Rested and wrinkled? Oh, the irony
Are the facial wrinkles, lines and folds that happen with aging result purely from the expressions we make? While skin distortion from facial expressions causes many, if not most, of the wrinkles we see on our faces with age, a new study suggests there’s a wrinkle (ahem) in that line of thinking. It turns out, as many experts in facial aesthetics have long assumed, wrinkles also result from "mechanical distortion" during sleep.
Plastic surgeon and lead author Goesel Anson, M.D., clinical instructor of surgery at the School of Medicine, University of Nevada, Las Vegas, and colleagues report in the study published online June 21 in the Aesthetic Surgery Journal that compression, shear and stress force factors result in facial distortion when people sleep on their sides and stomach.
These sleep wrinkles tend to be perpendicular to expression lines and they don’t respond significantly to animation, according to Dr. Anson. Common sleep wrinkles include the lateral oblique forehead crease, radial orbital crease, lateral (vertical) malar crease, medial cheek crease, nasal/lip crease, corner lip crease, oblique marionette crease, preauricular crease and inferior vertical cheek crease, according to the study.
American Society for Aesthetic Plastic Surgery President Daniel C. Mills, M.D., a plastic surgeon in Laguna Beach, Calif., says he has long suggested to patients that some of their facial wrinkles come from sleep positions, especially when patients complain that they have more wrinkles on one side of the face than the other. He’ll ask them how they sleep at night, and often the light goes off in the patient’s mind that, yes, those wrinkles show up on the side of their favorite sleeping position, he says.

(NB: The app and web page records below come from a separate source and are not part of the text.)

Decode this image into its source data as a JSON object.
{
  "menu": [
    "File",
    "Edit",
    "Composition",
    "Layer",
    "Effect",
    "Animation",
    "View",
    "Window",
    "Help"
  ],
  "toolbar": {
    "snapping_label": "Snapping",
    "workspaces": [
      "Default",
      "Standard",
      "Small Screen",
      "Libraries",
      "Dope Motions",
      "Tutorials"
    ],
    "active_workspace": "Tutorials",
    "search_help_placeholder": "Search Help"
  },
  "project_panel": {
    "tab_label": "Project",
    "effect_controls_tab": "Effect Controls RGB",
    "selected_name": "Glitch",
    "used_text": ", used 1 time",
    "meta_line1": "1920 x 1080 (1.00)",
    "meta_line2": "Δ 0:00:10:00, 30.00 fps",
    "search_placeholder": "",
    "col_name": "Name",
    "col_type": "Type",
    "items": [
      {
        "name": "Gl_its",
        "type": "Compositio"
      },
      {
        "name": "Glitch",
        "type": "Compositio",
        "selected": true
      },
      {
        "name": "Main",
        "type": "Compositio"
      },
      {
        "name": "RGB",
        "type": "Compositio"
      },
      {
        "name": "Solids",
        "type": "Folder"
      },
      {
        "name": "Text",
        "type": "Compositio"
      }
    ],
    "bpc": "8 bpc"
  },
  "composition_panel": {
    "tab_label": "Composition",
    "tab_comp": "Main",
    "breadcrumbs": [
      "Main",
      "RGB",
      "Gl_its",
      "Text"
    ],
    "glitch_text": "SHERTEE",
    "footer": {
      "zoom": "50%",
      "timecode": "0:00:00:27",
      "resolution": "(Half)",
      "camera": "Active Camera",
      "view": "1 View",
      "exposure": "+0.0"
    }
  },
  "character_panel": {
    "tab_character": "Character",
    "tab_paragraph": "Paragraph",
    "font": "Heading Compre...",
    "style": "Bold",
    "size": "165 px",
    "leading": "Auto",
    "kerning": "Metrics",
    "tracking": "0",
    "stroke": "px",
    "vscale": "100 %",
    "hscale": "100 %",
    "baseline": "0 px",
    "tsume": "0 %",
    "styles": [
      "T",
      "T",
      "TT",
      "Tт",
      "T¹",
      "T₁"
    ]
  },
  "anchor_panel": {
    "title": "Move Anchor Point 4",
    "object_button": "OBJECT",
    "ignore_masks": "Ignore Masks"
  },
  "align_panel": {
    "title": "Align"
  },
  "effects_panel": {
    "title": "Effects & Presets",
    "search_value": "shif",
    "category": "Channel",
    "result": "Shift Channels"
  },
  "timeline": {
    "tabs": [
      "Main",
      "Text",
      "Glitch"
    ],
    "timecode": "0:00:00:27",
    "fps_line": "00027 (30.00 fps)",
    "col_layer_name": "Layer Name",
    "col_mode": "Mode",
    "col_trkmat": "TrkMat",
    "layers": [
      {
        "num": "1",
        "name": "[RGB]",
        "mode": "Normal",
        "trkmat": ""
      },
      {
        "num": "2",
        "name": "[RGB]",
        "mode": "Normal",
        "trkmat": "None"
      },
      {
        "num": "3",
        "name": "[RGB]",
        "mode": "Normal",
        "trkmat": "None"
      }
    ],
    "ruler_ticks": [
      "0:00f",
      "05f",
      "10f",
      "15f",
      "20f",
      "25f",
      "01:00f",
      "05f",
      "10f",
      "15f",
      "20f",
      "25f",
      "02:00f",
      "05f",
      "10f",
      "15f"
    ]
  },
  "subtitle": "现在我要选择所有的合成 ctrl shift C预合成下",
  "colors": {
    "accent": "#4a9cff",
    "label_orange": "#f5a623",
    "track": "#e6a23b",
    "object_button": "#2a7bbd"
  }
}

“So, these are things that we see on a daily basis, but it’s very nice for the doctors to have written an article about this, quantifying it,” Dr. Mills says.
The researchers not only looked at wrinkles from sleep, but also potential facial skin expansion. Based on available studies, they didn’t find a direct correlation between facial distortion during sleep and skin expansion, Dr. Anson says. However, it’s a logical conclusion to draw from basic science literature and more research needs to be done on the subject matter, she says.